**THE TASK**
Please reproduce all the data exactly as written and omit the pictures.

=== DATA SHOWN ===

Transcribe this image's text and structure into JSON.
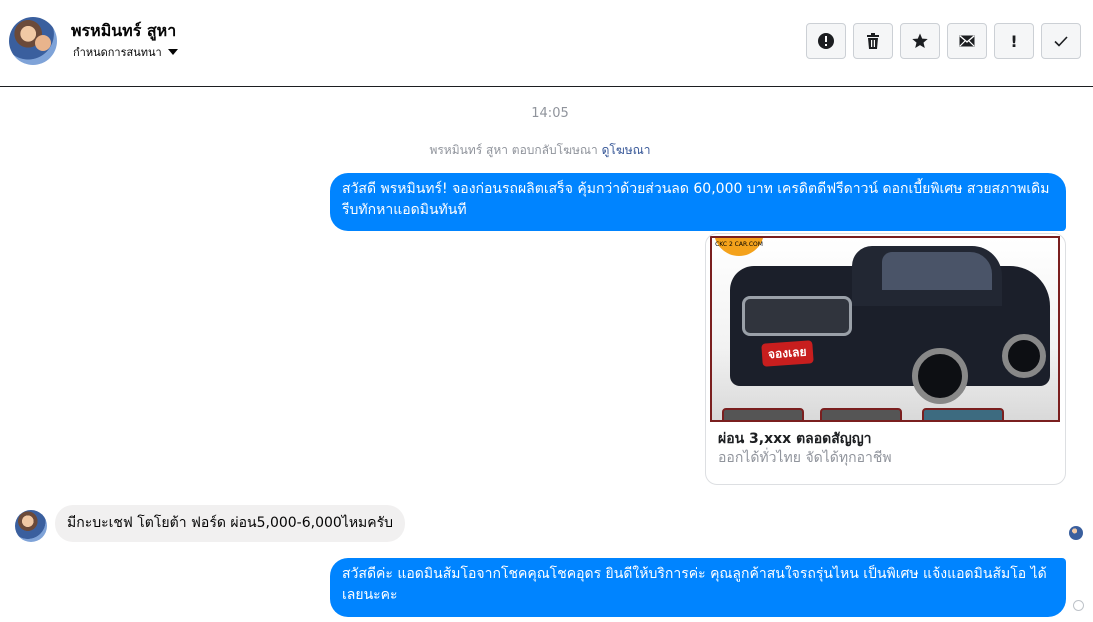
{
  "header": {
    "name": "พรหมินทร์ สูหา",
    "subtitle": "กำหนดการสนทนา",
    "toolbar": {
      "icons": [
        "alert-circle-icon",
        "trash-icon",
        "star-icon",
        "envelope-icon",
        "exclamation-icon",
        "check-icon"
      ],
      "exclamation_glyph": "!"
    }
  },
  "thread": {
    "timestamp": "14:05",
    "reply_note": "พรหมินทร์ สูหา ตอบกลับโฆษณา",
    "reply_link": "ดูโฆษณา",
    "messages": [
      {
        "direction": "out",
        "text": "สวัสดี พรหมินทร์! จองก่อนรถผลิตเสร็จ คุ้มกว่าด้วยส่วนลด 60,000 บาท เครดิตดีฟรีดาวน์ ดอกเบี้ยพิเศษ สวยสภาพเดิม รีบทักหาแอดมินทันที"
      },
      {
        "direction": "out",
        "type": "ad-card",
        "image_stamp": "จองเลย",
        "image_logo": "CKC 2 CAR.COM",
        "title": "ผ่อน 3,xxx ตลอดสัญญา",
        "subtitle": "ออกได้ทั่วไทย จัดได้ทุกอาชีพ"
      },
      {
        "direction": "in",
        "text": "มีกะบะเชฟ โตโยต้า ฟอร์ด ผ่อน5,000-6,000ไหมครับ"
      },
      {
        "direction": "out",
        "text": "สวัสดีค่ะ แอดมินส้มโอจากโชคคุณโชคอุดร ยินดีให้บริการค่ะ   คุณลูกค้าสนใจรถรุ่นไหน เป็นพิเศษ แจ้งแอดมินส้มโอ ได้เลยนะคะ"
      }
    ]
  },
  "colors": {
    "outgoing_bubble": "#0084ff",
    "incoming_bubble": "#f1f0f0",
    "link": "#385898",
    "muted_text": "#90949c"
  }
}
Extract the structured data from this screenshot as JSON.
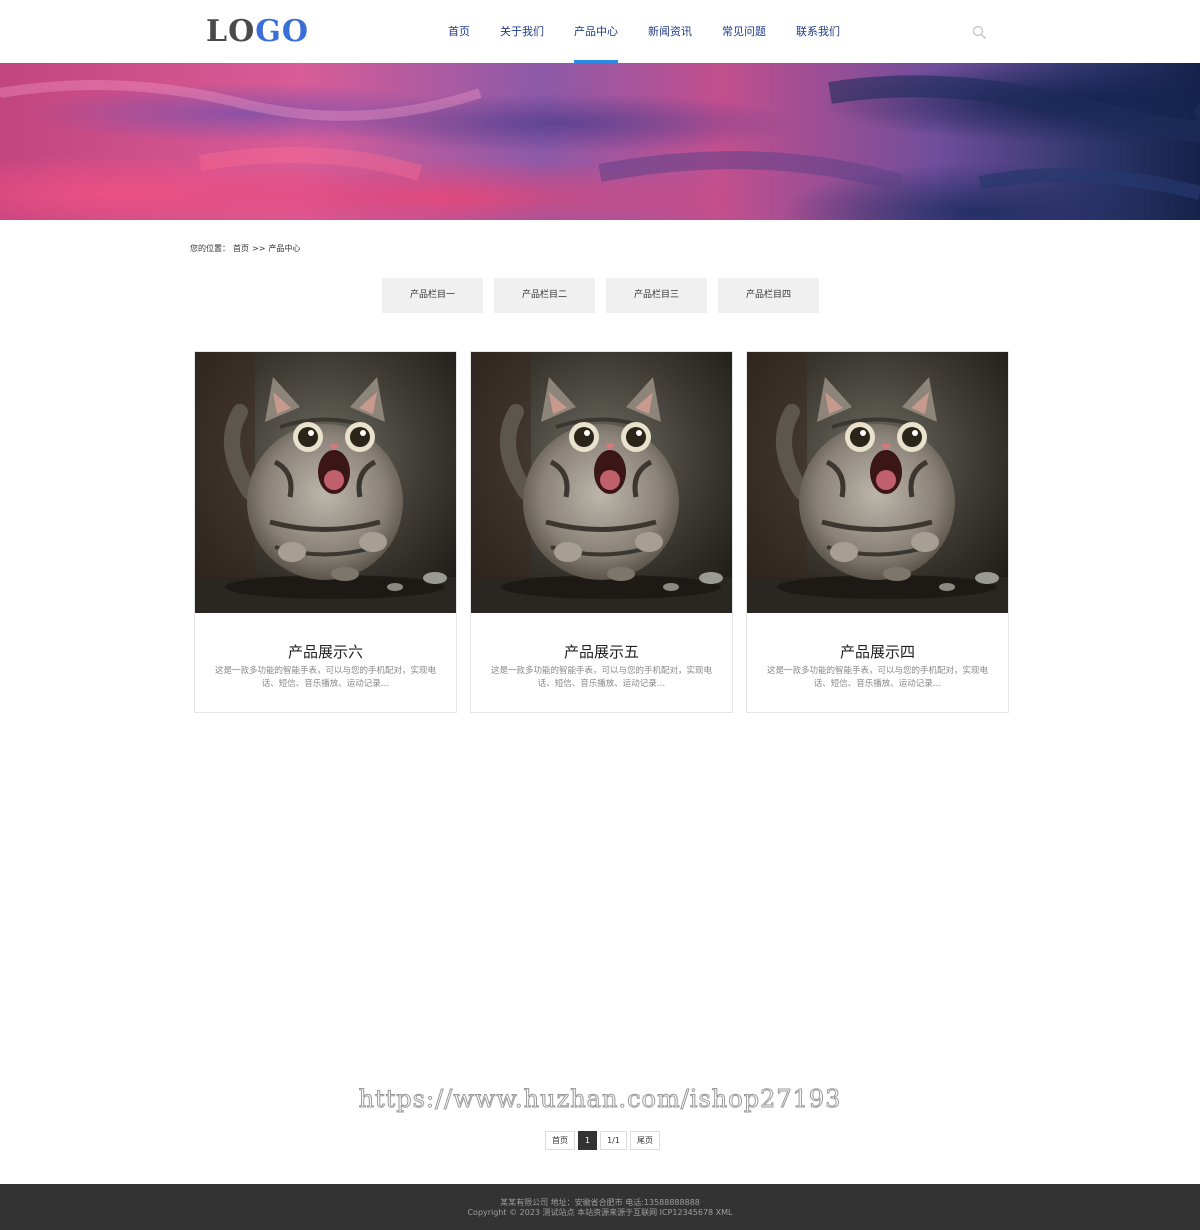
{
  "header": {
    "logo": {
      "part1": "LO",
      "part2": "GO"
    },
    "nav": [
      {
        "label": "首页"
      },
      {
        "label": "关于我们"
      },
      {
        "label": "产品中心",
        "active": true
      },
      {
        "label": "新闻资讯"
      },
      {
        "label": "常见问题"
      },
      {
        "label": "联系我们"
      }
    ],
    "search_icon": "search-icon"
  },
  "breadcrumb": {
    "prefix": "您的位置：",
    "home": "首页",
    "separator": ">>",
    "current": "产品中心"
  },
  "categories": [
    {
      "label": "产品栏目一"
    },
    {
      "label": "产品栏目二"
    },
    {
      "label": "产品栏目三"
    },
    {
      "label": "产品栏目四"
    }
  ],
  "products": [
    {
      "title": "产品展示六",
      "desc": "这是一款多功能的智能手表，可以与您的手机配对，实现电话、短信、音乐播放、运动记录…"
    },
    {
      "title": "产品展示五",
      "desc": "这是一款多功能的智能手表，可以与您的手机配对，实现电话、短信、音乐播放、运动记录…"
    },
    {
      "title": "产品展示四",
      "desc": "这是一款多功能的智能手表，可以与您的手机配对，实现电话、短信、音乐播放、运动记录…"
    }
  ],
  "watermark": "https://www.huzhan.com/ishop27193",
  "pagination": {
    "first": "首页",
    "current": "1",
    "info": "1/1",
    "last": "尾页"
  },
  "footer": {
    "line1": "某某有限公司 地址：安徽省合肥市 电话:13588888888",
    "line2": "Copyright © 2023 测试站点 本站资源来源于互联网 ICP12345678 XML"
  },
  "colors": {
    "nav_text": "#1f3c88",
    "nav_active_underline": "#2a8be6",
    "logo_accent": "#3a6fd8",
    "footer_bg": "#333333"
  }
}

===

**WRITTEN SOLUTION**
Transcribe this image's text and structure into JSON.
{
  "header": {
    "name": "พรหมินทร์ สูหา",
    "subtitle": "กำหนดการสนทนา",
    "toolbar": {
      "icons": [
        "alert-circle-icon",
        "trash-icon",
        "star-icon",
        "envelope-icon",
        "exclamation-icon",
        "check-icon"
      ],
      "exclamation_glyph": "!"
    }
  },
  "thread": {
    "timestamp": "14:05",
    "reply_note": "พรหมินทร์ สูหา ตอบกลับโฆษณา",
    "reply_link": "ดูโฆษณา",
    "messages": [
      {
        "direction": "out",
        "text": "สวัสดี พรหมินทร์! จองก่อนรถผลิตเสร็จ คุ้มกว่าด้วยส่วนลด 60,000 บาท เครดิตดีฟรีดาวน์ ดอกเบี้ยพิเศษ สวยสภาพเดิม รีบทักหาแอดมินทันที"
      },
      {
        "direction": "out",
        "type": "ad-card",
        "image_stamp": "จองเลย",
        "image_logo": "CKC 2 CAR.COM",
        "title": "ผ่อน 3,xxx ตลอดสัญญา",
        "subtitle": "ออกได้ทั่วไทย จัดได้ทุกอาชีพ"
      },
      {
        "direction": "in",
        "text": "มีกะบะเชฟ โตโยต้า ฟอร์ด ผ่อน5,000-6,000ไหมครับ"
      },
      {
        "direction": "out",
        "text": "สวัสดีค่ะ แอดมินส้มโอจากโชคคุณโชคอุดร ยินดีให้บริการค่ะ   คุณลูกค้าสนใจรถรุ่นไหน เป็นพิเศษ แจ้งแอดมินส้มโอ ได้เลยนะคะ"
      }
    ]
  },
  "colors": {
    "outgoing_bubble": "#0084ff",
    "incoming_bubble": "#f1f0f0",
    "link": "#385898",
    "muted_text": "#90949c"
  }
}
Extract the structured data from this screenshot as JSON.
{
  "header": {
    "logo": {
      "part1": "LO",
      "part2": "GO"
    },
    "nav": [
      {
        "label": "首页"
      },
      {
        "label": "关于我们"
      },
      {
        "label": "产品中心",
        "active": true
      },
      {
        "label": "新闻资讯"
      },
      {
        "label": "常见问题"
      },
      {
        "label": "联系我们"
      }
    ],
    "search_icon": "search-icon"
  },
  "breadcrumb": {
    "prefix": "您的位置：",
    "home": "首页",
    "separator": ">>",
    "current": "产品中心"
  },
  "categories": [
    {
      "label": "产品栏目一"
    },
    {
      "label": "产品栏目二"
    },
    {
      "label": "产品栏目三"
    },
    {
      "label": "产品栏目四"
    }
  ],
  "products": [
    {
      "title": "产品展示六",
      "desc": "这是一款多功能的智能手表，可以与您的手机配对，实现电话、短信、音乐播放、运动记录…"
    },
    {
      "title": "产品展示五",
      "desc": "这是一款多功能的智能手表，可以与您的手机配对，实现电话、短信、音乐播放、运动记录…"
    },
    {
      "title": "产品展示四",
      "desc": "这是一款多功能的智能手表，可以与您的手机配对，实现电话、短信、音乐播放、运动记录…"
    }
  ],
  "watermark": "https://www.huzhan.com/ishop27193",
  "pagination": {
    "first": "首页",
    "current": "1",
    "info": "1/1",
    "last": "尾页"
  },
  "footer": {
    "line1": "某某有限公司 地址：安徽省合肥市 电话:13588888888",
    "line2": "Copyright © 2023 测试站点 本站资源来源于互联网 ICP12345678 XML"
  },
  "colors": {
    "nav_text": "#1f3c88",
    "nav_active_underline": "#2a8be6",
    "logo_accent": "#3a6fd8",
    "footer_bg": "#333333"
  }
}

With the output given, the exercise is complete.